And sometimes I even enjoy sitting on the sidelines - so I can provide you with a more objective perspective on the issue at hand. That’s where I write from this month about two hot topics.

Salaries and Structures: Two Types of Green Engineering.

Joyce Gioia, a strategic business futurist, wrote in a recent ”Herman Trend Alert” that engineering offers the highest starting salary in this economy. Her insight is based on the 2009 Salary Survey from the National Association of Colleges and Employers (NACE). The survey shows that four of the five highest starting salaries went to occupations involving engineering.

According to Marilyn Mackes, NACE executive director, ”Even in a tight job market, there are simply more opportunities requiring an engineering degree than graduates available to fill those positions. That drives salaries up.”

The Digest of Education Statistics 2008 from the National Center for Education Statistics confirms the lack of students graduating with engineering degrees.
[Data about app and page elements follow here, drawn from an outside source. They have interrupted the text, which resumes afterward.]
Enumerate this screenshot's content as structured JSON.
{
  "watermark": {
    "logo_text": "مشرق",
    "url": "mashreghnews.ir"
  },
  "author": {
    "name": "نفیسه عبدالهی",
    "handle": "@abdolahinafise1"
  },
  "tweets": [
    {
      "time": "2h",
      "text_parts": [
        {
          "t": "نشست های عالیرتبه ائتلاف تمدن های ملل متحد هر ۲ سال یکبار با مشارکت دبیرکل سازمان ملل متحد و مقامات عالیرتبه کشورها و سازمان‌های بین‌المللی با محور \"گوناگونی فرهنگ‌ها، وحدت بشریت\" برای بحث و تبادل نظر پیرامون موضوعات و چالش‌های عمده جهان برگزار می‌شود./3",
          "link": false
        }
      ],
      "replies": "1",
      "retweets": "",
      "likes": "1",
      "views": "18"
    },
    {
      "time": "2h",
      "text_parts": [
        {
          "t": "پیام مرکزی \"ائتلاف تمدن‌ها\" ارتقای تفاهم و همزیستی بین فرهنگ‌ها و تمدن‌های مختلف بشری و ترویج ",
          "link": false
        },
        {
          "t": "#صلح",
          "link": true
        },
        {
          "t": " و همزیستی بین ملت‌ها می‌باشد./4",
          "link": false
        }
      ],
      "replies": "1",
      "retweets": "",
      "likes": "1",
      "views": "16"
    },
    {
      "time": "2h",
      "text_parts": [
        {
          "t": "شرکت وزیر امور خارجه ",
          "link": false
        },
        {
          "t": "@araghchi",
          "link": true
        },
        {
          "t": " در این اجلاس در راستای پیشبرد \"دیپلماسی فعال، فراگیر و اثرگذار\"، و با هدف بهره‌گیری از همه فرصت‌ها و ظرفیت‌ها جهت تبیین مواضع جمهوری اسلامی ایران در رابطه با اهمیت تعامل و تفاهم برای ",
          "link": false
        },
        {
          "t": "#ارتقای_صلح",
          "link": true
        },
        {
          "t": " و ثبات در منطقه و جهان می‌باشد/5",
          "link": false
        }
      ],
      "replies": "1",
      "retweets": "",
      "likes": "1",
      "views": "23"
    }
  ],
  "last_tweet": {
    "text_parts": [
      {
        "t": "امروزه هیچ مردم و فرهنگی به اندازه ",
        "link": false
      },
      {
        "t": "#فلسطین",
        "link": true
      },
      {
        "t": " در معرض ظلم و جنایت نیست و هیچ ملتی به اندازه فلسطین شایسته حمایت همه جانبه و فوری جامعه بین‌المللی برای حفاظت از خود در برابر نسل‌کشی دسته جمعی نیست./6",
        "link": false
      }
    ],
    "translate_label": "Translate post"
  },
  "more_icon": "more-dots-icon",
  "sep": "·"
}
This report says that more than 1,524,000 bachelor’s degrees were awarded in 2007 (the latest data available), but only a single-digit percentage of them were engineering degrees.

However, that’s not the case at the University at Buffalo (NY). There, a new $61 million engineering school is being built to serve its increasing number of engineering students. Due to be completed in 2011, the facility will measure 130,000 square feet and feature low-flow urinals, dual-flush water closets and a green roof that will absorb storm water. Equally important, the building is set to earn a gold LEED certification from the U.S. Green Building Council.

Impact of Stimulus Money.

Back on Feb. 17, President Obama signed the American Recovery and Reinvestment Act of 2009. ZwiegWhite, which provides business management services for A/E/C firms nationwide, has monitored the impact of the $787 billion ARRA on the engineering industry through both a seven-part “live interview” Webinar series and a 120 Days Later report.

Various presenters noted that, to be eligible for the lion’s share of $308 billion in discretionary spending stimulus money, engineering firms were required to have contracts in place by mid-August. The presenters also said the firms that have benefited most were those that clearly showed they were “ready, willing and able” to design infrastructure projects that were local and already approved for construction.

According to 120 Days Later, only about 14% of the stimulus package had been spent by August because bids on projects came in far lower than expected. This leaves a surplus of funds that states may use for projects initially deemed to be lower priority or less than "shovel ready."

Elaine Howley, editor of the report, believes "the desire to win these jobs is so great that more jobs will be made available."

This means ARRA still offers you many opportunities. So leave the sidelines, get into the game and become an industry trendsetter. I’ll be close behind you…